[Dataset rows for apps and sites]

———

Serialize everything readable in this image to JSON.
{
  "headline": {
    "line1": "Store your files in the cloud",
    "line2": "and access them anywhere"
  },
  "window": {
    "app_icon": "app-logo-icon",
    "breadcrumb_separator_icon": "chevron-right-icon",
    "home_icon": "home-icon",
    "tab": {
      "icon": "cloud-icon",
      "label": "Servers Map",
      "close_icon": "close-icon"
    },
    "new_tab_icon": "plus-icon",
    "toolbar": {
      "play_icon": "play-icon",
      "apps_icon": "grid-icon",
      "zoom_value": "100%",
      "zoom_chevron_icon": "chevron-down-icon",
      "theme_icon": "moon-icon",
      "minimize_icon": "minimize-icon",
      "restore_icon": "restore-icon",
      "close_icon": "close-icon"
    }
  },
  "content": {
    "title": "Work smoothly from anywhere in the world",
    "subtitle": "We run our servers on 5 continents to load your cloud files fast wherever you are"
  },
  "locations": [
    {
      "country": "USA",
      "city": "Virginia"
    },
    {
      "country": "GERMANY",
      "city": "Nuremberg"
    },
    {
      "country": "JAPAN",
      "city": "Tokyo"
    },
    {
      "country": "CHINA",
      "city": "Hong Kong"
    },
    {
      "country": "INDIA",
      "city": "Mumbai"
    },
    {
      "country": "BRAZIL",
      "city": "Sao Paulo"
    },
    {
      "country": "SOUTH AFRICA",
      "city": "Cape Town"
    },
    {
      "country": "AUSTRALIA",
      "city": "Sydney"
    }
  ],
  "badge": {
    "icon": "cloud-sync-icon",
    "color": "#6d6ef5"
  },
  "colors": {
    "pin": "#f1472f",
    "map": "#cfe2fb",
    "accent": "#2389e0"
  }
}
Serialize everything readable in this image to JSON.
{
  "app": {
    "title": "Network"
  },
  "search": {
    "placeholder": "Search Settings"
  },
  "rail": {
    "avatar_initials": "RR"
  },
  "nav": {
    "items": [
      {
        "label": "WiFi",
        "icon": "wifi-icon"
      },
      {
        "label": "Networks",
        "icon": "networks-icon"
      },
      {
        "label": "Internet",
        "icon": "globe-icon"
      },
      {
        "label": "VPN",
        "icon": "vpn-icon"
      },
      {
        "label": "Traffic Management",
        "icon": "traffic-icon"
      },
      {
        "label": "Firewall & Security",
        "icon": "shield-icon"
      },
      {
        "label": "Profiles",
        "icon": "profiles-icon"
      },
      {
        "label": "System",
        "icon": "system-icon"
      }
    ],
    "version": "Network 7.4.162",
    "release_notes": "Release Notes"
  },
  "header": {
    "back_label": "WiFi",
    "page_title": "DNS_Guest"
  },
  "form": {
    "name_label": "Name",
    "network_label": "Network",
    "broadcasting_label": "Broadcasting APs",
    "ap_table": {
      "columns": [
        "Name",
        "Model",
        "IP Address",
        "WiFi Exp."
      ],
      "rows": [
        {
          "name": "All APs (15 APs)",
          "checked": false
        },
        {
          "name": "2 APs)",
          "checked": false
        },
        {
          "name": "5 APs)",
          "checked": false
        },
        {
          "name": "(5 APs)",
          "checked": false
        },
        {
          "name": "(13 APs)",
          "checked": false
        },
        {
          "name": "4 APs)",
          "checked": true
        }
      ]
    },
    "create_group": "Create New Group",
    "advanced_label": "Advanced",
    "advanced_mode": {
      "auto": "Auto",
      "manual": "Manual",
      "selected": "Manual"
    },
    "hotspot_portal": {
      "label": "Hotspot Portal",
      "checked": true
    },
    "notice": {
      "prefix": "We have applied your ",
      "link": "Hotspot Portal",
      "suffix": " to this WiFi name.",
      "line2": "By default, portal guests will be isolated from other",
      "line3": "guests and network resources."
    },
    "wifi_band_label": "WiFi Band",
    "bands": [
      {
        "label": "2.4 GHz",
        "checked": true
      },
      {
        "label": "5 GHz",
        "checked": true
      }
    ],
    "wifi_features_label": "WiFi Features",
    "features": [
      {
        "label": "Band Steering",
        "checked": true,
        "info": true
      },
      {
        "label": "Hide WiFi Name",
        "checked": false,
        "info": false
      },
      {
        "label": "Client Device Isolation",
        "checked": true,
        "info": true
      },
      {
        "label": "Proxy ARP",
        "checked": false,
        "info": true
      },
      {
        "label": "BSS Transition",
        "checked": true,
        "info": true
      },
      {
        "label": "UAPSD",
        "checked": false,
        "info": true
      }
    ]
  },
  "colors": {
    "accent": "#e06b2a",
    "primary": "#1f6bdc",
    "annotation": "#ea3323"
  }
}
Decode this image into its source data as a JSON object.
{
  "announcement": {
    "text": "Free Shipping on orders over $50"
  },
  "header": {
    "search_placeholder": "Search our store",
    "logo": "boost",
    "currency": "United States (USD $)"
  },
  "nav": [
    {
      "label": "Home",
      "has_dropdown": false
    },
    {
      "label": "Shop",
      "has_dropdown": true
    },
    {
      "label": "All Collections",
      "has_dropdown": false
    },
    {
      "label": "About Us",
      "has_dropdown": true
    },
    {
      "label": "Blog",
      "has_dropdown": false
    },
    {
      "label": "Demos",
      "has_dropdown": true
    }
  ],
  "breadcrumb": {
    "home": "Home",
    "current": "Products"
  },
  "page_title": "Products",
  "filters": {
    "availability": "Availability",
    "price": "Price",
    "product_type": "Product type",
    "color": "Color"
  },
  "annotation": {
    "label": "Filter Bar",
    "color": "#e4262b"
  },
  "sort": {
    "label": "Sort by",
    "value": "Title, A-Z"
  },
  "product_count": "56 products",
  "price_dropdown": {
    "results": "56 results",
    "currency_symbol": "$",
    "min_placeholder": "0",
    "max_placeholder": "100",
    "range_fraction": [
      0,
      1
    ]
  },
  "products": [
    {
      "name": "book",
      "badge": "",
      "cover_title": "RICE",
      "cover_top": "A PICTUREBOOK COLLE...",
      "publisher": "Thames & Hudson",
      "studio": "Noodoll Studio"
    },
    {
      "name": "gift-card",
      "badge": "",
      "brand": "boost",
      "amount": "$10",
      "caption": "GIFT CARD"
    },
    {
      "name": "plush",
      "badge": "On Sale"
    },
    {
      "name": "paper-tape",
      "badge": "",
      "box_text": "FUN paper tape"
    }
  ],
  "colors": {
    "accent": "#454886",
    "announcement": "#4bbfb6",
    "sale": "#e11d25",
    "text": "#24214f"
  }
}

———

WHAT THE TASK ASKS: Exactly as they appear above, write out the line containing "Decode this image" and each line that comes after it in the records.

TASK SOLUTION:
Decode this image into its source data as a JSON object.
{
  "announcement": {
    "text": "Free Shipping on orders over $50"
  },
  "header": {
    "search_placeholder": "Search our store",
    "logo": "boost",
    "currency": "United States (USD $)"
  },
  "nav": [
    {
      "label": "Home",
      "has_dropdown": false
    },
    {
      "label": "Shop",
      "has_dropdown": true
    },
    {
      "label": "All Collections",
      "has_dropdown": false
    },
    {
      "label": "About Us",
      "has_dropdown": true
    },
    {
      "label": "Blog",
      "has_dropdown": false
    },
    {
      "label": "Demos",
      "has_dropdown": true
    }
  ],
  "breadcrumb": {
    "home": "Home",
    "current": "Products"
  },
  "page_title": "Products",
  "filters": {
    "availability": "Availability",
    "price": "Price",
    "product_type": "Product type",
    "color": "Color"
  },
  "annotation": {
    "label": "Filter Bar",
    "color": "#e4262b"
  },
  "sort": {
    "label": "Sort by",
    "value": "Title, A-Z"
  },
  "product_count": "56 products",
  "price_dropdown": {
    "results": "56 results",
    "currency_symbol": "$",
    "min_placeholder": "0",
    "max_placeholder": "100",
    "range_fraction": [
      0,
      1
    ]
  },
  "products": [
    {
      "name": "book",
      "badge": "",
      "cover_title": "RICE",
      "cover_top": "A PICTUREBOOK COLLE...",
      "publisher": "Thames & Hudson",
      "studio": "Noodoll Studio"
    },
    {
      "name": "gift-card",
      "badge": "",
      "brand": "boost",
      "amount": "$10",
      "caption": "GIFT CARD"
    },
    {
      "name": "plush",
      "badge": "On Sale"
    },
    {
      "name": "paper-tape",
      "badge": "",
      "box_text": "FUN paper tape"
    }
  ],
  "colors": {
    "accent": "#454886",
    "announcement": "#4bbfb6",
    "sale": "#e11d25",
    "text": "#24214f"
  }
}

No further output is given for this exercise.